» Stored items from a collection
◇ ◇ ◇ ◇ ◇

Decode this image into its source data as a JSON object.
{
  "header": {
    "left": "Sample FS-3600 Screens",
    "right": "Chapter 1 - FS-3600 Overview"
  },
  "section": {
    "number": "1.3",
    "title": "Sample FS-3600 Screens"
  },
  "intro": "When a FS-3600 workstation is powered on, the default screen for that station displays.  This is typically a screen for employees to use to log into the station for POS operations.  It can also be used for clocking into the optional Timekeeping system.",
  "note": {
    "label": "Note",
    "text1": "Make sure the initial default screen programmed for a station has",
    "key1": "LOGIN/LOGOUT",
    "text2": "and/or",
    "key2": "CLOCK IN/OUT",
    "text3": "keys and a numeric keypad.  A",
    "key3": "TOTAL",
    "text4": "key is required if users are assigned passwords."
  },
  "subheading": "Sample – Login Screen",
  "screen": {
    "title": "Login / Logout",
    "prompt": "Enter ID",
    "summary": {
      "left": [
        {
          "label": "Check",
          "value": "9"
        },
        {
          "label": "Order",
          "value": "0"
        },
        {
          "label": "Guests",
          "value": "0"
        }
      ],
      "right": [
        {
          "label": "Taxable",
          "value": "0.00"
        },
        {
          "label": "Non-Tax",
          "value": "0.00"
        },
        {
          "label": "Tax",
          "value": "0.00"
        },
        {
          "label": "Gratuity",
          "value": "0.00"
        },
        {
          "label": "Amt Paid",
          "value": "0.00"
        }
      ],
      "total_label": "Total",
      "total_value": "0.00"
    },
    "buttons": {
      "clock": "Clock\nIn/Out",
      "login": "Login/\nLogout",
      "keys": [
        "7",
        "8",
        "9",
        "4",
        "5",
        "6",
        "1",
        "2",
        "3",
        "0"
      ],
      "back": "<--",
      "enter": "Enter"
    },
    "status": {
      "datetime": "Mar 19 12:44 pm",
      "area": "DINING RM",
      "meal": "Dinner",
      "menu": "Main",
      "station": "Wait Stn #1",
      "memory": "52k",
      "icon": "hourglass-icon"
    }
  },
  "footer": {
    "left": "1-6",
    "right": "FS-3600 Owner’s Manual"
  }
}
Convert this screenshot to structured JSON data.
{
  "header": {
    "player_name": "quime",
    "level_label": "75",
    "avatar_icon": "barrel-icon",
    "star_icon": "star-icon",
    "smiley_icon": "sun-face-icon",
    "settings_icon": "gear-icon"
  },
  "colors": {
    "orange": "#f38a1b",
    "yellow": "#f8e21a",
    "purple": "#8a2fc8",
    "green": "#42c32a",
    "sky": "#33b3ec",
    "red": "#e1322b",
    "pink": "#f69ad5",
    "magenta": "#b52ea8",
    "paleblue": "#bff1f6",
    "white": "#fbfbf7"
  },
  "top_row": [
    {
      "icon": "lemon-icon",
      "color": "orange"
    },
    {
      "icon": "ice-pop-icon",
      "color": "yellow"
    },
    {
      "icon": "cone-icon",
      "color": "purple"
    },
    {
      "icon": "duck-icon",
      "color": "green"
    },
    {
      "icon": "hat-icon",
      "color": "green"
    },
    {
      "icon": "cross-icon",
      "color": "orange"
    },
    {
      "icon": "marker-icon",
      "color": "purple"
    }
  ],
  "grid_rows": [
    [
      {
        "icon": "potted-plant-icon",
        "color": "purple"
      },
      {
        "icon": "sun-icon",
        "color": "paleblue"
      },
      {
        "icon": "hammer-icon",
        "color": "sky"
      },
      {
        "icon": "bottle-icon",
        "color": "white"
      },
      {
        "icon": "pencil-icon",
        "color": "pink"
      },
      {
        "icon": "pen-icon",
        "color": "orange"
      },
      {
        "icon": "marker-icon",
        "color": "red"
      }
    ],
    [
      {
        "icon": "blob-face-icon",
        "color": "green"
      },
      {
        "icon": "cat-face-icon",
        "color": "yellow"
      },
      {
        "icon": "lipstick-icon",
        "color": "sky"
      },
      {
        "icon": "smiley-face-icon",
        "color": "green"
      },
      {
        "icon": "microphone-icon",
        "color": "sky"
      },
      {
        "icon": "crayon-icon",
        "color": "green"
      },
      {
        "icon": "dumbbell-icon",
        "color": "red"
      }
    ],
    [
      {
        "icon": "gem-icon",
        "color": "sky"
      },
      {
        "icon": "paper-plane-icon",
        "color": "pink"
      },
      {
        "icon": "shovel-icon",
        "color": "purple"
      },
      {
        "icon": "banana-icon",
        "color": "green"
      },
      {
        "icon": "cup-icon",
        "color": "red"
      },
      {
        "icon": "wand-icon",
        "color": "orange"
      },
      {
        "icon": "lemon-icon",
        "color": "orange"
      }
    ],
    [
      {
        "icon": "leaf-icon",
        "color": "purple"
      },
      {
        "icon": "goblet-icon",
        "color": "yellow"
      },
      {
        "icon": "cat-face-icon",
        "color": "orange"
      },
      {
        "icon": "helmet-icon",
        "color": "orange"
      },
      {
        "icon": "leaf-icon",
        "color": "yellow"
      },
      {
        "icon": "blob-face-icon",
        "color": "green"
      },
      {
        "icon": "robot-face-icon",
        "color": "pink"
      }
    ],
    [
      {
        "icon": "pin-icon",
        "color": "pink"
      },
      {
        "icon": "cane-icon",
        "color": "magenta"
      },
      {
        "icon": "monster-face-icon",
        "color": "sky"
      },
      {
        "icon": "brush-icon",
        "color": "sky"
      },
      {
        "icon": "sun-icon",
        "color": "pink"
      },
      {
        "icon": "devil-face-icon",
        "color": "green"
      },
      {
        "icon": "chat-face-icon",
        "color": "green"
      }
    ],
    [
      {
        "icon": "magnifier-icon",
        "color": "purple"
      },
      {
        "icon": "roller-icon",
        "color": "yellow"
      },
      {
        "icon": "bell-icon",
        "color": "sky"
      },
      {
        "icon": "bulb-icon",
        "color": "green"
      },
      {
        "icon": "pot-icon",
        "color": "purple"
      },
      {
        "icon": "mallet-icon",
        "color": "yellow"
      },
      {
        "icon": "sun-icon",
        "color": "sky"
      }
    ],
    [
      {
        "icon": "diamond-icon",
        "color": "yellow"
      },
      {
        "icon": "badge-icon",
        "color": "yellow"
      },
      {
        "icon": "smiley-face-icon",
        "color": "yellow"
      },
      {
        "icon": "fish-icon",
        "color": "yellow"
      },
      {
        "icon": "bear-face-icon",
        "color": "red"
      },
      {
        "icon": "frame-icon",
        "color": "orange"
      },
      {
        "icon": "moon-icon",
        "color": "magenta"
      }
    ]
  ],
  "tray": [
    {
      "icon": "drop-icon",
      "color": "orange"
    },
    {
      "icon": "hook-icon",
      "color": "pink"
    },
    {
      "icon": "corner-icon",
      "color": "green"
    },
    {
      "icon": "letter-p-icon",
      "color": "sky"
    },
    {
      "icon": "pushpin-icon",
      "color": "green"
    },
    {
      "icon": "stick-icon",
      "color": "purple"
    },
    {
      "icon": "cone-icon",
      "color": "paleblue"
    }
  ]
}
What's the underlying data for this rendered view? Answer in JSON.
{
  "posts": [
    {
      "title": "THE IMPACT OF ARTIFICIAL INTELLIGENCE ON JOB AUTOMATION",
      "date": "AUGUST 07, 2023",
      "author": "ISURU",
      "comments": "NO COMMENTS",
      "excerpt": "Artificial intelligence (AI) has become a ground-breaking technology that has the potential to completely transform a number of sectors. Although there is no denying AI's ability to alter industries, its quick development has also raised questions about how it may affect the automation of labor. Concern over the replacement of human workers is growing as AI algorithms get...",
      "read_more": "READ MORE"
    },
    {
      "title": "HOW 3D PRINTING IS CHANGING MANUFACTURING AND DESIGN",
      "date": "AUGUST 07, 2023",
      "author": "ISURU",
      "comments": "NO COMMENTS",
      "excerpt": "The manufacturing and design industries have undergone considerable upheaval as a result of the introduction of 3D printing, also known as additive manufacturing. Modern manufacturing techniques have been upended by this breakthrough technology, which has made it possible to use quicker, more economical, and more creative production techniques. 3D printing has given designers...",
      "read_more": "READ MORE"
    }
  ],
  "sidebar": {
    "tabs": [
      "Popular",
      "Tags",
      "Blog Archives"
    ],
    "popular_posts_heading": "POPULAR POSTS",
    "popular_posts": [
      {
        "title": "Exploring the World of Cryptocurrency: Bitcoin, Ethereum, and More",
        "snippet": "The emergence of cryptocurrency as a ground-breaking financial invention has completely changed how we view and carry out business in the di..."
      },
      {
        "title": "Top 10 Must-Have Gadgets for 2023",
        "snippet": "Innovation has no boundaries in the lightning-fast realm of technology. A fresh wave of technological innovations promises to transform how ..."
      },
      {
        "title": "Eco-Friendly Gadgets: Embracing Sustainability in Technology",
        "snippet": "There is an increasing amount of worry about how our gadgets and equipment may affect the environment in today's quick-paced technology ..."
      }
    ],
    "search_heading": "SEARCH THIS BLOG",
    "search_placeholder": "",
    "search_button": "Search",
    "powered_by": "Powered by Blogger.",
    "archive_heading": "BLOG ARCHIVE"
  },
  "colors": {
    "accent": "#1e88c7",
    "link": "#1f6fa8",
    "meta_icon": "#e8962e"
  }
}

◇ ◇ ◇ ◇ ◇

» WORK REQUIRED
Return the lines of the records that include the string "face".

» TASK OUTPUT
    "smiley_icon": "sun-face-icon",
        "icon": "blob-face-icon",
        "icon": "cat-face-icon",
        "icon": "smiley-face-icon",
        "icon": "cat-face-icon",
        "icon": "blob-face-icon",
        "icon": "robot-face-icon",
        "icon": "monster-face-icon",
        "icon": "devil-face-icon",
        "icon": "chat-face-icon",
        "icon": "smiley-face-icon",
        "icon": "bear-face-icon",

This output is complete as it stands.